Large manufacturers such as Kellogg are on board. It agrees that incremental steps are the way forward. "In some products, such has Special K, we have been able to reduce the sodium level by 46 per cent – however, in other products it's a slower process and we need to continually reduce in (small) steps to take people's palates with us," says Kellogg's Louise Thompson Davies. "That's incredibly important because if you don't do it right, shoppers will simply turn to higher-salt alternatives, which isn't good news from a public-health point of view."
The data on the next four years of the strategy will be published in 2012 and will most likely show a further decline. The strategy is showing what chefs such as Greenaway instinctively know. People are prepared to accept less salty-tasting food, if the reduction is gradual and there's still enough salt to inhibit bitterness and enhance more pleasant flavours. Salt-free food would be terribly bland or bitter; reduced-salt food needn't be.
And it's not just that we're eating less salt. We're also consuming better salt. Over the last few years the popularity of unrefined sea salt has rocketed. That was initially driven by taste – now it's also being driven by health. Unrefined salt contains sodium and a wealth of trace elements such as potassium and magnesium, which help the body to metabolise sodium. Table salt contains sodium and anti-caking agents. A study last year by researchers at Wageningen University, in the Netherlands, found that eating salt with increased potassium could lower blood pressure to the same extent as cutting out four grams of salt a day, or half an average westerner's daily intake.
In other words, there's probably no need to give up your favourite seasoning if you use the good stuff sparingly and steer clear of processed foods as much as possible. Which is good news for lovers of good food. All the evidence suggests that we're too hardwired to love salt and its subtle effects to be happy with a salt-free diet.
A little of what you fancy: gourmet salts

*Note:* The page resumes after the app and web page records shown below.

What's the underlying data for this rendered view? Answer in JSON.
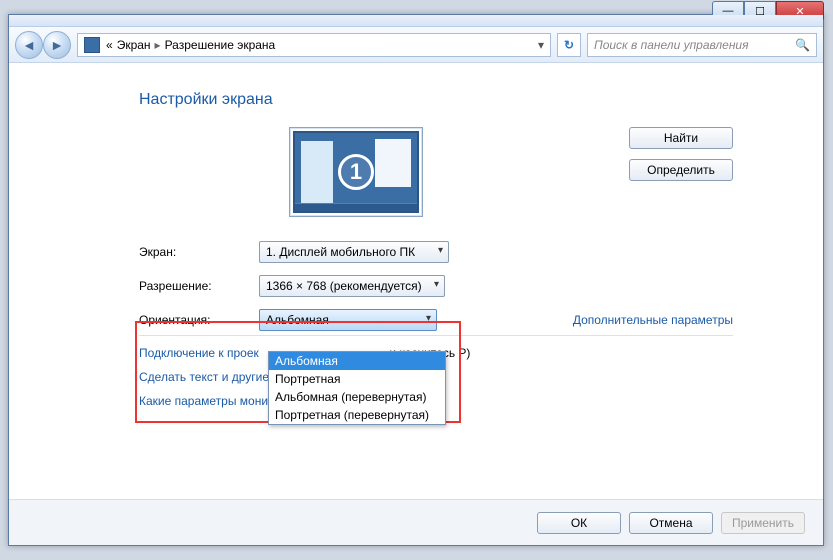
{
  "windowControls": {
    "min": "—",
    "max": "☐",
    "close": "✕"
  },
  "nav": {
    "crumb0": "«",
    "crumb1": "Экран",
    "crumb2": "Разрешение экрана",
    "searchPlaceholder": "Поиск в панели управления"
  },
  "page": {
    "title": "Настройки экрана",
    "monitorNumber": "1",
    "findBtn": "Найти",
    "detectBtn": "Определить"
  },
  "form": {
    "screenLabel": "Экран:",
    "screenValue": "1. Дисплей мобильного ПК",
    "resLabel": "Разрешение:",
    "resValue": "1366 × 768 (рекомендуется)",
    "orientLabel": "Ориентация:",
    "orientValue": "Альбомная",
    "orientOptions": {
      "o1": "Альбомная",
      "o2": "Портретная",
      "o3": "Альбомная (перевернутая)",
      "o4": "Портретная (перевернутая)"
    }
  },
  "links": {
    "advanced": "Дополнительные параметры",
    "projectorPre": "Подключение к проек",
    "projectorPost": "и коснитесь P)",
    "textsize": "Сделать текст и другие элементы больше или меньше",
    "whichmon": "Какие параметры монитора следует выбрать?"
  },
  "footer": {
    "ok": "ОК",
    "cancel": "Отмена",
    "apply": "Применить"
  }
}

Sea salts are made by evaporating sea water. Flake salts – such as Maldon sea salt and Halen Mon – are delicate, pyramid-shaped crystals, adding a subtle hint of briny flavour to any dish.
Fleur de Sel
Harvested from the top of salt ponds using traditional Celtic methods, Fleur de Sel is considered the caviar of salts, with – it's said – hints of rose and violet. True Fleur de Sel has to come from the Guérande region of France.
Grey salt is moist and unrefined sea salt, which retains the light grey colour from the clay of the salt flats where it's harvested. It can be course or stone ground – the latter a perfect replacement for refined table salt.
Smoked sea salt
Smoked salt is taking the culinary world by storm, adding a unique flavour to anything from roasts to salads. Go for the salt that has been slow-smoked over wood fires and watch out for the stuff that has just been infused with bitter chemical flavouring.
Vanilla salt, truffle salt, celery salt, paprika salt – all are available and increasingly popular. Truffle salt is said to be particularly good on pasta, giving the flavour of truffles at a fraction of the price.Reuse content